BEGIN Input material

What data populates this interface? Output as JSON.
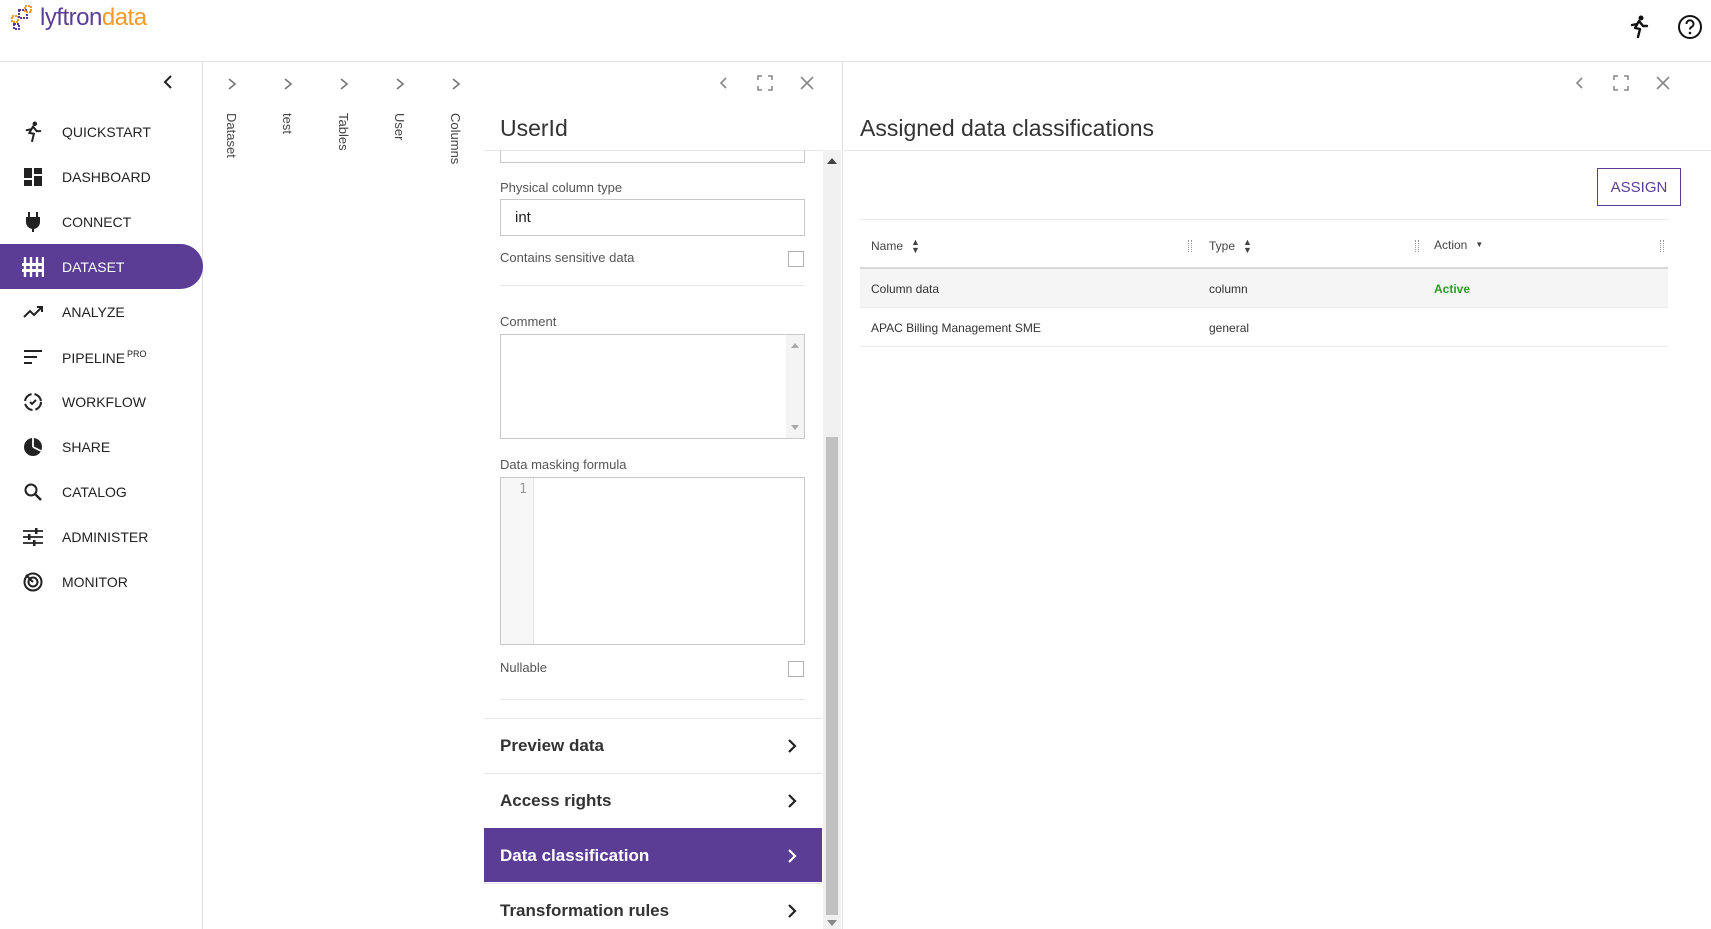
{
  "brand": {
    "name_main": "lyftron",
    "name_accent": "data"
  },
  "header": {
    "quickstart_icon": "running-person-icon",
    "help_icon": "help-circle-icon"
  },
  "sidebar": {
    "items": [
      {
        "label": "QUICKSTART",
        "icon": "running-person-icon"
      },
      {
        "label": "DASHBOARD",
        "icon": "dashboard-icon"
      },
      {
        "label": "CONNECT",
        "icon": "plug-icon"
      },
      {
        "label": "DATASET",
        "icon": "dataset-icon",
        "active": true
      },
      {
        "label": "ANALYZE",
        "icon": "trend-icon"
      },
      {
        "label": "PIPELINE",
        "sup": "PRO",
        "icon": "pipeline-icon"
      },
      {
        "label": "WORKFLOW",
        "icon": "workflow-icon"
      },
      {
        "label": "SHARE",
        "icon": "pie-icon"
      },
      {
        "label": "CATALOG",
        "icon": "search-icon"
      },
      {
        "label": "ADMINISTER",
        "icon": "sliders-icon"
      },
      {
        "label": "MONITOR",
        "icon": "monitor-icon"
      }
    ]
  },
  "breadcrumbs": [
    "Dataset",
    "test",
    "Tables",
    "User",
    "Columns"
  ],
  "column_panel": {
    "title": "UserId",
    "physical_type_label": "Physical column type",
    "physical_type_value": "int",
    "sensitive_label": "Contains sensitive data",
    "comment_label": "Comment",
    "masking_label": "Data masking formula",
    "masking_line_number": "1",
    "nullable_label": "Nullable",
    "sections": [
      {
        "label": "Preview data",
        "active": false
      },
      {
        "label": "Access rights",
        "active": false
      },
      {
        "label": "Data classification",
        "active": true
      },
      {
        "label": "Transformation rules",
        "active": false
      }
    ]
  },
  "classification_panel": {
    "title": "Assigned data classifications",
    "assign_label": "ASSIGN",
    "columns": [
      "Name",
      "Type",
      "Action"
    ],
    "rows": [
      {
        "name": "Column data",
        "type": "column",
        "action": "Active"
      },
      {
        "name": "APAC Billing Management SME",
        "type": "general",
        "action": ""
      }
    ],
    "colors": {
      "active": "#2e9a27",
      "accent": "#5b3d96"
    }
  }
}
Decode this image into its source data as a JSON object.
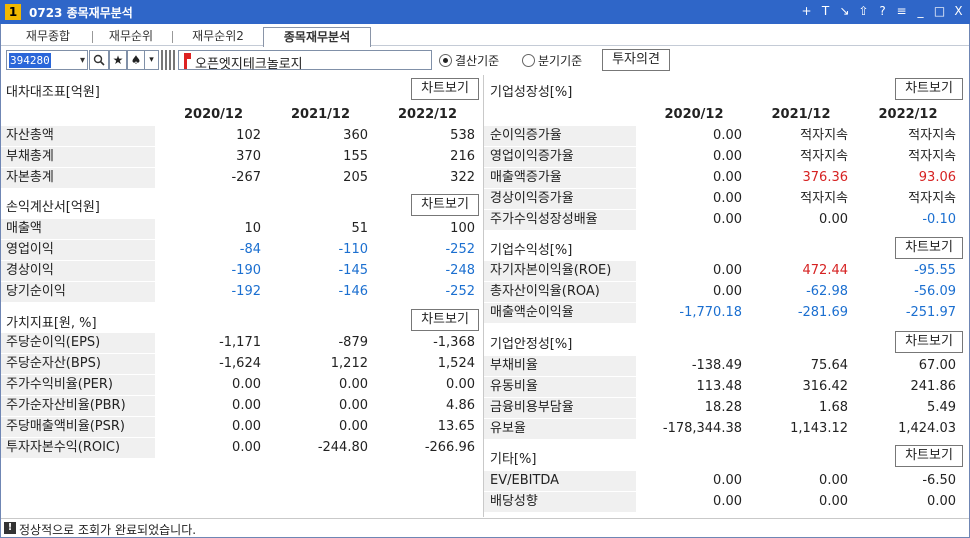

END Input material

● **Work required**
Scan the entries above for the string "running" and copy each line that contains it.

● **Task result**
    "quickstart_icon": "running-person-icon",
        "icon": "running-person-icon"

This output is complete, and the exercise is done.